By Walter J. O’Neill, Jr
On February 5, Joe Whalen of Oceanport received a letter from the New Jersey Scholastic Coaches Association informing him that he was named the 2016 National Federation of High School Coaches Association Coach of the Year for New Jersey in the sport of girls basketball.
For decades Whalen has been coaching basketball on all levels, from AAU, high school and the semiprofessionals. He has been coaching at St. Rose High School in Belmar the past few years. Last year the Purple Roses set a school record of 32-2, were the NJSIAA Non-Public B State Champions and were a finalist in the Tournament of Champions. St. Rose was also ranked number 33 in the country.
This year, St. Rose finished 24-5 and was undefeated at 14-0 in the Shore Conference B Central division. St. Rose also made a return trip to the NJSIAA state championships this season; unfortunately they lost 65-47 to Rutgers Prep in the South Jersey, Non-Public B.
Whalen was asked what his greatest memory in the sport was, his answer was not about winning a state title. “It was being afforded the opportunity to coach my son, Ryan. I have witnessed his development from a player into an excellent coach. Ryan is now coaching at a very high level and I couldn’t be more proud,” said Whalen.
On the opposite end of the spectrum his worst memory occurs every year. “Not coaching my players anymore. Every four years we have to say goodbye. During those years we have some great memories and we shed a few tears. As a coach, it makes it very tough to say goodbye,” said Whalen. He added that as a coach, he thinks he can protect them all the time. “At the end of the day hopefully you teach them life lessons, and here I am getting life lessons from them.”
Great coaches all have special skills, attributes that put them above the ordinary coach. However, when you try and nail them down on what those qualities are they don’t seem to know. “This is a tough question to answer, because introspection can be very challenging. I believe my passion for the game and my desire to not only be the best coach but be the best teacher of the game. Most players feel that they play for the best coach, I want my players to know they play for the best,” added Whalen.
As for an area that Whalen feels he needs to improve, he answered quickly saying that the losses bother him and he needs to put them behind and not stress. Not only for his own peace of mind, but that of his family who lose patience with him.
After coaching for so long he was asked what he likes the most about the job. “I love the challenge of competition and making my teams better. I try to make my teams ‘self-correct’. That is something I learned when I spent two days in San Antonio for the NBA Spurs’ training camp. I believe smart coaches have certain players make plays not run them,” said Whalen.
To date his record is 104-15 at St. Rose High School. That does not include his time as an AAU coach, or at Long Branch High School where he coached the boys to a state title, or even his JSBL numbers. During his long career he has been able to coach both girls and boys to state titles.

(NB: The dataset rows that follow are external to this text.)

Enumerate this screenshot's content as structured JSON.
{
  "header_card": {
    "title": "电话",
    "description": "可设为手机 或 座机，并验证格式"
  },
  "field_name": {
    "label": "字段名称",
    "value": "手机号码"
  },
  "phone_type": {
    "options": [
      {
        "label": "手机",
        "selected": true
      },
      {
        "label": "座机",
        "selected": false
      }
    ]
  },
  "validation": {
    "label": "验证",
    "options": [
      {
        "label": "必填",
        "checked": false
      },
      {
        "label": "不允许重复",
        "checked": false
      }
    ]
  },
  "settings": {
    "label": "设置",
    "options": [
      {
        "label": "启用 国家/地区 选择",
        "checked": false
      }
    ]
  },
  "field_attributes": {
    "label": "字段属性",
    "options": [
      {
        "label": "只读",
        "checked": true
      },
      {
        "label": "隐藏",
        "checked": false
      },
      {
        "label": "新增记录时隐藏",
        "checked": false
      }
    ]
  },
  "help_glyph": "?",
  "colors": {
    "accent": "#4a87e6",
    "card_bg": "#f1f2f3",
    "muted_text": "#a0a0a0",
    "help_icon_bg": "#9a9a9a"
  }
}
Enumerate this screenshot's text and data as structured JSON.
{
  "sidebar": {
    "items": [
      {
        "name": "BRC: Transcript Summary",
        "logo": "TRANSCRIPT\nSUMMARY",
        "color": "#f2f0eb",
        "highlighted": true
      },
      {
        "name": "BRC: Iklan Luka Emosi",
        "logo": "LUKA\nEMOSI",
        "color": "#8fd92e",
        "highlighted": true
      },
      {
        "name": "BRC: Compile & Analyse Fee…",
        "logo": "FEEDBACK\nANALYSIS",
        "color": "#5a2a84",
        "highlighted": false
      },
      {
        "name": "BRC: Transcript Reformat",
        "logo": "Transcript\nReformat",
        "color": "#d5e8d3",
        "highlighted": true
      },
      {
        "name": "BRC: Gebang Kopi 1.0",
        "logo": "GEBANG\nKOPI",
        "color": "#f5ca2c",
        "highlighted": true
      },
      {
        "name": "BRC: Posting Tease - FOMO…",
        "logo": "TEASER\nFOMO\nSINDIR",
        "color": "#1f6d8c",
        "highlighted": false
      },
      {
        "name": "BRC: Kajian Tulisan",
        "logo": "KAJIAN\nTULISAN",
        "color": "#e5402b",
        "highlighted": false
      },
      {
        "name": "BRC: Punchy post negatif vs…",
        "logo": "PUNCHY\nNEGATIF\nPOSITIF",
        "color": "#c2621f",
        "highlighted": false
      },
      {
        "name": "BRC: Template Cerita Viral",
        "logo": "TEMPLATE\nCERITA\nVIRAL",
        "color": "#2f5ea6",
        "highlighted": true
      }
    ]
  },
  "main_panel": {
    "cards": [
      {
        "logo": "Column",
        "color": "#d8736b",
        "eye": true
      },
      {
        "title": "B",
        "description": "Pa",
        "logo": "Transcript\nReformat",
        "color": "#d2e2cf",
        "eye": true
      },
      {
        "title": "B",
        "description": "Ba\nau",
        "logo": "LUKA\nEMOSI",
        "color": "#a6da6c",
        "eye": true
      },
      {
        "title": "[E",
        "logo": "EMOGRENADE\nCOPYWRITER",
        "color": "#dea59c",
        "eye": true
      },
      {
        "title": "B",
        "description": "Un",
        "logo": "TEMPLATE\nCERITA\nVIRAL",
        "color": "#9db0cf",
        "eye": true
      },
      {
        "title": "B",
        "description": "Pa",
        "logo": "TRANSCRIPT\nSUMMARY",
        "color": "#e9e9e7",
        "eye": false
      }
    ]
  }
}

“First I can tell you the girls huddle smells better,” said a laughing Whalen. “I will say that I have not coached girls any differently. I have challenged them and held them to as a high a standard as I ever did any boys team, and they’ve responded well.”
He added that they never talk about playing hard, they just do it. “That’s the culture and the expectation, and they do it as well as any boys’ team I have ever coached,” Whalen said.